Welcome to Pennsylvania’s 9th congressional district.  The 9th stretches across a wide swath of some of the most beautiful countryside Pennsylvania has to offer.  In total, the district includes all or parts of 12 counties from Fayette County, near Pittsburgh, to the Susquehanna River in Harrisburg and from the Maryland border north to Clearfield County.

The 9th district is easily accessible from major population centers including the Pittsburgh, Philadelphia, Washington, and New York metro areas.  Interstate 99, a major north-south route has made significant improvements to the region’s economic growth, linking a productive and growing workforce to companies throughout the country.

The 9th district is steeped in American history.  The Whiskey Rebellion of 1794 had its epicenter in Berlin, Somerset County. The rebellion marked the first confrontation between the newly formed federal government and its citizens. Albert Gallatin of Fayette County played an important role in the rebellion speaking out against President George Washington and the government.

Fayette County is home to Fort Necessity, were the opening action of the French and Indian War occured.  Here, in 1754, a young Colonel George Washington fought French and American Indian forces in an effort to win British control over western Pennsylvania.  The route taken by George Washington and British General Edward Braddock in their attempt to wrest Ft. Duquesne (now known as Pittsburgh) from French control is now known as Route 40, the “National Road.”

Visitors to the 9th district can also visit Indiana, PA which is the hometown to Hollywood great Jimmy Stewart.  Indiana County is also known as the “Christmas Tree Capital of the World.”   Additionally, visitors can enjoy the beautiful surroundings of the Nemacolin Woodlands Resort in Farmington, near Uniontown, the native home of General George Marshall. To the east, in Bedford County, visitors can relax and follow the footsteps of Presidents and Supreme Court Justices at the historic Bedford Springs Resort, which once served as a summer White House to President James Buchanan.

To the east, visitors can enjoy the Civil War history of Franklin County whose city Chambersburg was the only northern city to be burned during the war.  Altoona in Blair County, hosts another of the 9th district’s historical sites, the Horseshoe Curve, a famous curved section of track owned by the Pennsylvania Railroad.  The Horseshoe Curve is a National Historic Landmark.

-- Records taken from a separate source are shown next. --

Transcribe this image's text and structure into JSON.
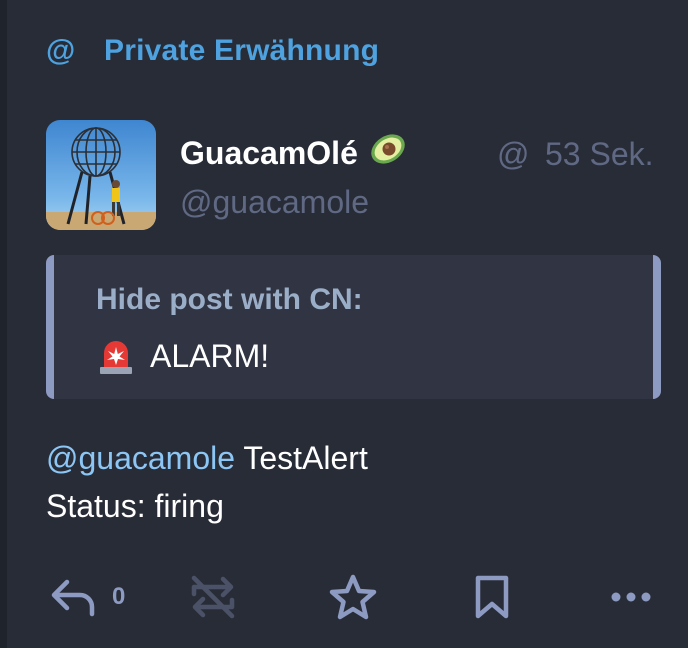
{
  "prepend": {
    "icon": "at-icon",
    "label": "Private Erwähnung"
  },
  "status": {
    "display_name": "GuacamOlé",
    "name_emoji": "avocado-icon",
    "account": "@guacamole",
    "visibility_icon": "@",
    "relative_time": "53 Sek.",
    "cw": {
      "hint": "Hide post with CN:",
      "title": "ALARM!",
      "title_icon": "siren-icon"
    },
    "content": {
      "mention": "@guacamole",
      "line1_rest": " TestAlert",
      "line2": "Status: firing"
    }
  },
  "actions": {
    "reply_count": "0",
    "icons": [
      "reply-icon",
      "reblog-icon",
      "star-icon",
      "bookmark-icon",
      "more-icon"
    ]
  },
  "colors": {
    "background": "#282c37",
    "accent": "#4ea2df",
    "muted": "#606984",
    "mention": "#8cc6f5",
    "action": "#8d9ac2"
  }
}
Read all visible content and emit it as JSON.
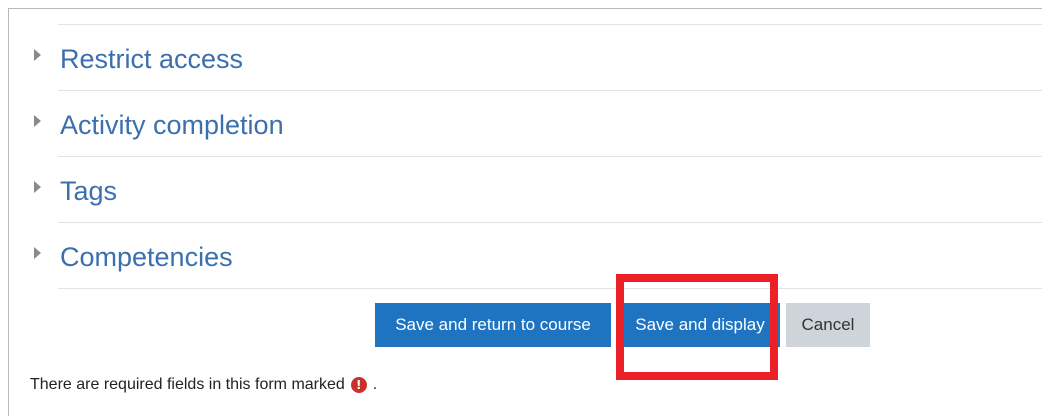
{
  "sections": [
    {
      "title": "Restrict access"
    },
    {
      "title": "Activity completion"
    },
    {
      "title": "Tags"
    },
    {
      "title": "Competencies"
    }
  ],
  "buttons": {
    "save_return": "Save and return to course",
    "save_display": "Save and display",
    "cancel": "Cancel"
  },
  "footer": {
    "required_note": "There are required fields in this form marked",
    "required_icon": "!",
    "trailing_period": "."
  },
  "colors": {
    "link_blue": "#3b6fae",
    "primary_button": "#1f74c2",
    "secondary_button": "#ced4da",
    "highlight_red": "#ec2127",
    "required_icon": "#c9302c"
  },
  "icons": {
    "section_toggle": "chevron-right-icon",
    "required_marker": "exclamation-circle-icon"
  }
}
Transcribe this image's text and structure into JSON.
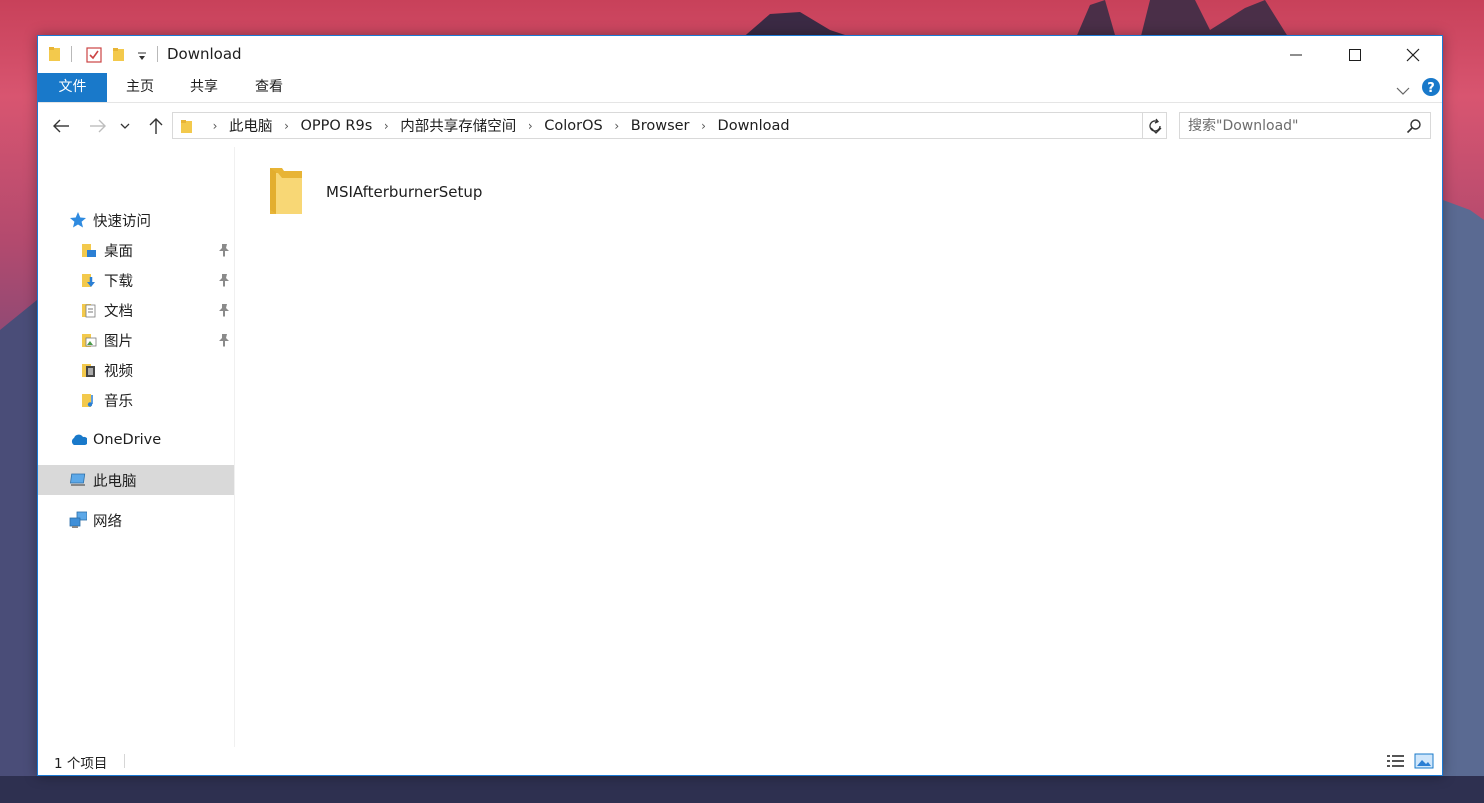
{
  "window": {
    "title": "Download",
    "accent": "#1979ca"
  },
  "ribbon": {
    "tabs": [
      {
        "label": "文件"
      },
      {
        "label": "主页"
      },
      {
        "label": "共享"
      },
      {
        "label": "查看"
      }
    ]
  },
  "address": {
    "crumbs": [
      "此电脑",
      "OPPO R9s",
      "内部共享存储空间",
      "ColorOS",
      "Browser",
      "Download"
    ]
  },
  "search": {
    "placeholder": "搜索\"Download\""
  },
  "navpane": {
    "quick_access": "快速访问",
    "quick_items": [
      {
        "label": "桌面",
        "icon": "desktop-folder-icon",
        "pinned": true
      },
      {
        "label": "下载",
        "icon": "downloads-folder-icon",
        "pinned": true
      },
      {
        "label": "文档",
        "icon": "documents-folder-icon",
        "pinned": true
      },
      {
        "label": "图片",
        "icon": "pictures-folder-icon",
        "pinned": true
      },
      {
        "label": "视频",
        "icon": "videos-folder-icon",
        "pinned": false
      },
      {
        "label": "音乐",
        "icon": "music-folder-icon",
        "pinned": false
      }
    ],
    "onedrive": "OneDrive",
    "this_pc": "此电脑",
    "network": "网络"
  },
  "content": {
    "items": [
      {
        "name": "MSIAfterburnerSetup",
        "icon": "folder-icon"
      }
    ]
  },
  "status": {
    "count": "1 个项目"
  }
}
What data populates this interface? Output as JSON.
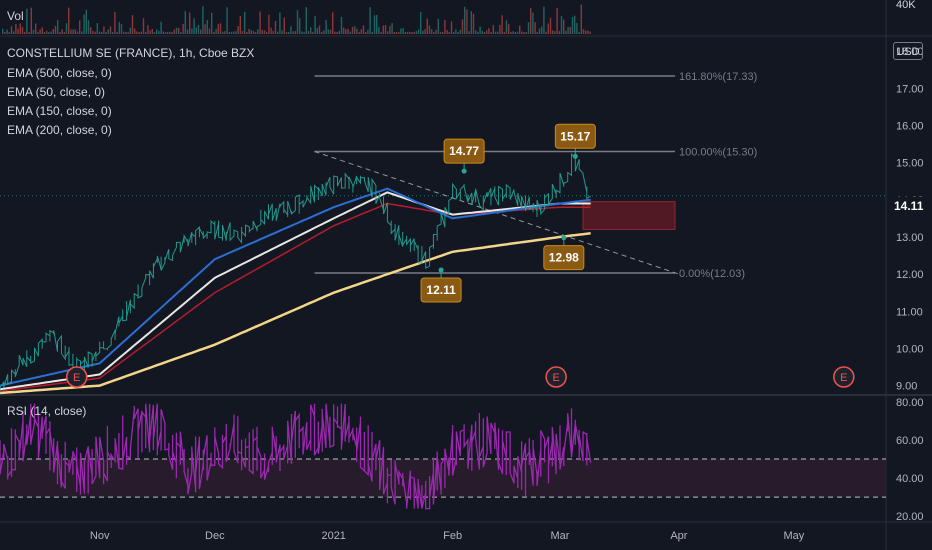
{
  "header": {
    "vol_label": "Vol",
    "symbol_line": "CONSTELLIUM SE (FRANCE), 1h, Cboe BZX",
    "indicators": [
      "EMA (500, close, 0)",
      "EMA (50, close, 0)",
      "EMA (150, close, 0)",
      "EMA (200, close, 0)"
    ],
    "currency_button": "USD",
    "rsi_label": "RSI (14, close)",
    "last_price": "14.11"
  },
  "colors": {
    "background": "#131722",
    "up": "#26a69a",
    "down": "#ef5350",
    "ema_blue": "#2a6fd1",
    "ema_white": "#e8e6e0",
    "ema_red": "#b71c2b",
    "ema_yellow": "#f3d58a",
    "rsi": "#9c27b0",
    "callout": "#8a5a12"
  },
  "chart_data": [
    {
      "type": "line",
      "title": "",
      "x_tick_labels": [
        "Nov",
        "Dec",
        "2021",
        "Feb",
        "Mar",
        "Apr",
        "May"
      ],
      "x_tick_dates": [
        "2020-11-01",
        "2020-12-01",
        "2021-01-01",
        "2021-02-01",
        "2021-03-01",
        "2021-04-01",
        "2021-05-01"
      ],
      "x_range": [
        "2020-10-06",
        "2021-05-25"
      ],
      "y_tick_labels": [
        "9.00",
        "10.00",
        "11.00",
        "12.00",
        "13.00",
        "14.00",
        "15.00",
        "16.00",
        "17.00",
        "18.00"
      ],
      "ylim": [
        8.8,
        18.3
      ],
      "vol_axis_label": "40K",
      "series": [
        {
          "name": "Price",
          "x": [
            "2020-10-06",
            "2020-10-13",
            "2020-10-20",
            "2020-10-27",
            "2020-11-03",
            "2020-11-10",
            "2020-11-17",
            "2020-11-24",
            "2020-12-01",
            "2020-12-08",
            "2020-12-15",
            "2020-12-22",
            "2020-12-29",
            "2021-01-05",
            "2021-01-12",
            "2021-01-19",
            "2021-01-26",
            "2021-02-02",
            "2021-02-09",
            "2021-02-16",
            "2021-02-23",
            "2021-03-02",
            "2021-03-05",
            "2021-03-09"
          ],
          "values": [
            9.0,
            9.7,
            10.3,
            9.5,
            10.1,
            11.3,
            12.3,
            12.9,
            13.2,
            13.1,
            13.6,
            13.8,
            14.3,
            14.5,
            14.3,
            12.9,
            12.4,
            14.3,
            14.0,
            14.2,
            13.7,
            14.5,
            15.1,
            14.1
          ]
        },
        {
          "x": [
            "2020-10-06",
            "2020-11-01",
            "2020-12-01",
            "2021-01-01",
            "2021-01-15",
            "2021-02-01",
            "2021-03-01",
            "2021-03-09"
          ],
          "values": [
            9.0,
            9.6,
            12.4,
            13.8,
            14.3,
            13.5,
            13.9,
            14.0
          ]
        },
        {
          "x": [
            "2020-10-06",
            "2020-11-01",
            "2020-12-01",
            "2021-01-01",
            "2021-01-15",
            "2021-02-01",
            "2021-03-01",
            "2021-03-09"
          ],
          "values": [
            8.9,
            9.3,
            11.9,
            13.5,
            14.2,
            13.6,
            13.9,
            13.9
          ]
        },
        {
          "x": [
            "2020-10-06",
            "2020-11-01",
            "2020-12-01",
            "2021-01-01",
            "2021-01-15",
            "2021-02-01",
            "2021-03-01",
            "2021-03-09"
          ],
          "values": [
            8.85,
            9.2,
            11.5,
            13.3,
            13.9,
            13.6,
            13.8,
            13.8
          ]
        },
        {
          "x": [
            "2020-10-06",
            "2020-11-01",
            "2020-12-01",
            "2021-01-01",
            "2021-02-01",
            "2021-03-01",
            "2021-03-09"
          ],
          "values": [
            8.8,
            9.0,
            10.1,
            11.5,
            12.6,
            13.0,
            13.1
          ]
        }
      ],
      "fibonacci": [
        {
          "label": "161.80%(17.33)",
          "value": 17.33
        },
        {
          "label": "100.00%(15.30)",
          "value": 15.3
        },
        {
          "label": "0.00%(12.03)",
          "value": 12.03
        }
      ],
      "trendline": {
        "from": {
          "x": "2020-12-27",
          "y": 15.3
        },
        "to": {
          "x": "2021-04-01",
          "y": 12.0
        }
      },
      "callouts": [
        {
          "text": "14.77",
          "x": "2021-02-04",
          "y": 14.77,
          "position": "above"
        },
        {
          "text": "15.17",
          "x": "2021-03-05",
          "y": 15.17,
          "position": "above"
        },
        {
          "text": "12.98",
          "x": "2021-03-02",
          "y": 12.98,
          "position": "below"
        },
        {
          "text": "12.11",
          "x": "2021-01-29",
          "y": 12.11,
          "position": "below"
        }
      ],
      "earnings_markers": [
        {
          "label": "E",
          "x": "2020-10-26"
        },
        {
          "label": "E",
          "x": "2021-02-28"
        },
        {
          "label": "E",
          "x": "2021-05-14"
        }
      ],
      "zone": {
        "x_from": "2021-03-07",
        "x_to": "2021-03-31",
        "y_from": 13.2,
        "y_to": 13.95
      }
    },
    {
      "type": "line",
      "title": "",
      "y_tick_labels": [
        "20.00",
        "40.00",
        "60.00",
        "80.00"
      ],
      "ylim": [
        18,
        82
      ],
      "band": [
        30,
        50
      ],
      "series": [
        {
          "x": [
            "2020-10-06",
            "2020-10-15",
            "2020-10-25",
            "2020-11-05",
            "2020-11-15",
            "2020-11-25",
            "2020-12-05",
            "2020-12-15",
            "2020-12-25",
            "2021-01-05",
            "2021-01-15",
            "2021-01-25",
            "2021-02-01",
            "2021-02-10",
            "2021-02-20",
            "2021-03-01",
            "2021-03-05",
            "2021-03-09"
          ],
          "values": [
            45,
            70,
            40,
            55,
            70,
            45,
            60,
            50,
            65,
            70,
            40,
            28,
            55,
            60,
            45,
            55,
            65,
            48
          ]
        }
      ]
    }
  ]
}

This section of rail was an important resource for the country during WWII, as it served as an industrial link to the western part of the United States.  Horseshoe Curve was a primary target of eight Nazi saboteurs who infiltrated the United States in the early years of the war.  Altoona is also the home of the Railroaders Memorial Museum which celebrates the region’s rich railroading history.

Pennsylvania 9th District Offices

100 Lincoln Way East, Suite B
Chambersburg, PA 17201
717.264.0269 (fax)

310 Penn Street, Suite 200
Hollidaysburg, PA 16648
814.696.6726 (fax)

827 Water Street #3
Indiana, PA 15701
724.463.0518 (fax)

2268 Rayburn HOB
Washington, D.C. 20515
202.225.2486 (fax)